WITH successes such as Bridget Jones's Diary and Notting Hill under his belt, Richard Curtis has it made. Which makes his decision to give up directing surprising.
"Well, I've only directed three films, so I don't think anyone's going to miss me hugely," he says, laughing.
Curtis, who took the directing reins on Love Actually and The Boat That Rocked, makes his hat-trick with About Time.
It stars his long-time collaborator and friend Bill Nighy and Domhnall Gleeson as a father and son – "Dad" and Tim – who can transport themselves through time.
"The moral of the movie, in so far as there is one, is you should relish every ordinary day. When you're directing a movie, it leads to 1,000 obsessive days. Directing is intense, so I'm trying to avoid that tension," admits Curtis.
"At the moment, I'm feeling it would be nice not to launch into that process again, and just appreciate all the things to do with friends and family that sometimes, when you're making movies, you ignore."
It was this idea that inspired About Time. "I had a conversation with a friend about how we would spend our last day, and we both agreed we wouldn't want to win a prize or go on a date with a model," he explains. "We'd like to spend our time doing the things we do and relishing them, rather than letting worries get the better of us."
With a career spanning three decades, New Zealand-born Curtis is one of Britain's brightest screenwriters, and the talent behind iconic TV shows like Blackadder, The Vicar Of Dibley and Mr Bean.
He's also written and produced some of the most successful British films, including Four Weddings And A Funeral, Notting Hill, the Bridget Jones films and Steven Spielberg's War Horse.
"As the writer, you don't get locked into the edit, so it's a smaller commitment. There are films where I've been there every day and then there are ones I haven't. I don't like to let go completely, but it's a bit like sending your children to boarding school," he says.
While his earlier films centred on romantic relationships, About Time's more focused on the family bond. Curtis, who has four children with wife Emma Freud, describes it as his most personal to date.
"With my mum and dad passing away within the last five years, and my children all growing up, I'm a family man most of all. This film has as much to do with a brother and sister, father and mother, as it has to do with love," he says.
It was important to cast Nighy as Dad, in their fourth collaboration.
"There are a lot of feelings about my own father in this role. I really loved having a friend play it, so it wouldn't just be a performance," Curtis explains.
He had initial doubts about Gleeson when they met: "Domhnall turned up with this enormous orange beard," says Curtis of the young actor, who was midway through shooting period picture Anna Karenina at the time.
"He looked like a 35-year-old Russian autocrat! It was hard for me to imagine what he actually even looked like, but in the end it was an easy decision," he recalls.

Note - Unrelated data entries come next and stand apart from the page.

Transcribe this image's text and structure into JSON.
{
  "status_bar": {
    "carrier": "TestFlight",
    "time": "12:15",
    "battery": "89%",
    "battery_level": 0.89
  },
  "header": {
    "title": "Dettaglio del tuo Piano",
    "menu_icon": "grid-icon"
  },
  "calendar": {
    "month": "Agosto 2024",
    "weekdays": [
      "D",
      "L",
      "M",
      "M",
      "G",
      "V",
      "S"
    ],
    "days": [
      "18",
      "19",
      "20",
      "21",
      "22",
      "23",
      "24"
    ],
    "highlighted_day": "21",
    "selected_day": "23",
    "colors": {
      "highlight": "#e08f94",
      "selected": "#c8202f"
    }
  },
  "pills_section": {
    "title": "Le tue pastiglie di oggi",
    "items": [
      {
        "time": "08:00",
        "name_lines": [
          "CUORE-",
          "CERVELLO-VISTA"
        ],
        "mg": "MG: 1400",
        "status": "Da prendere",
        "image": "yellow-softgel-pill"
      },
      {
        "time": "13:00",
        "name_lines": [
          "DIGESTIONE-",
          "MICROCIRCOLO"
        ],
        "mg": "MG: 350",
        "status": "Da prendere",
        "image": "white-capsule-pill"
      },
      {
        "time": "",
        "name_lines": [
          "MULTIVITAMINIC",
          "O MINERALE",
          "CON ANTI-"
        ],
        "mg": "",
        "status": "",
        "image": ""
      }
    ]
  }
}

While he may be stepping away from the director's chair, he's certainly keeping busy on the writing front. Trash, which he penned, is currently being shot by director Stephen Daldry in Brazil, and he's busy completing the script for a movie based on Roald Dahl's Esio Trot, which will star Dame Judi Dench and Dustin Hoffman, before it starts filming in November.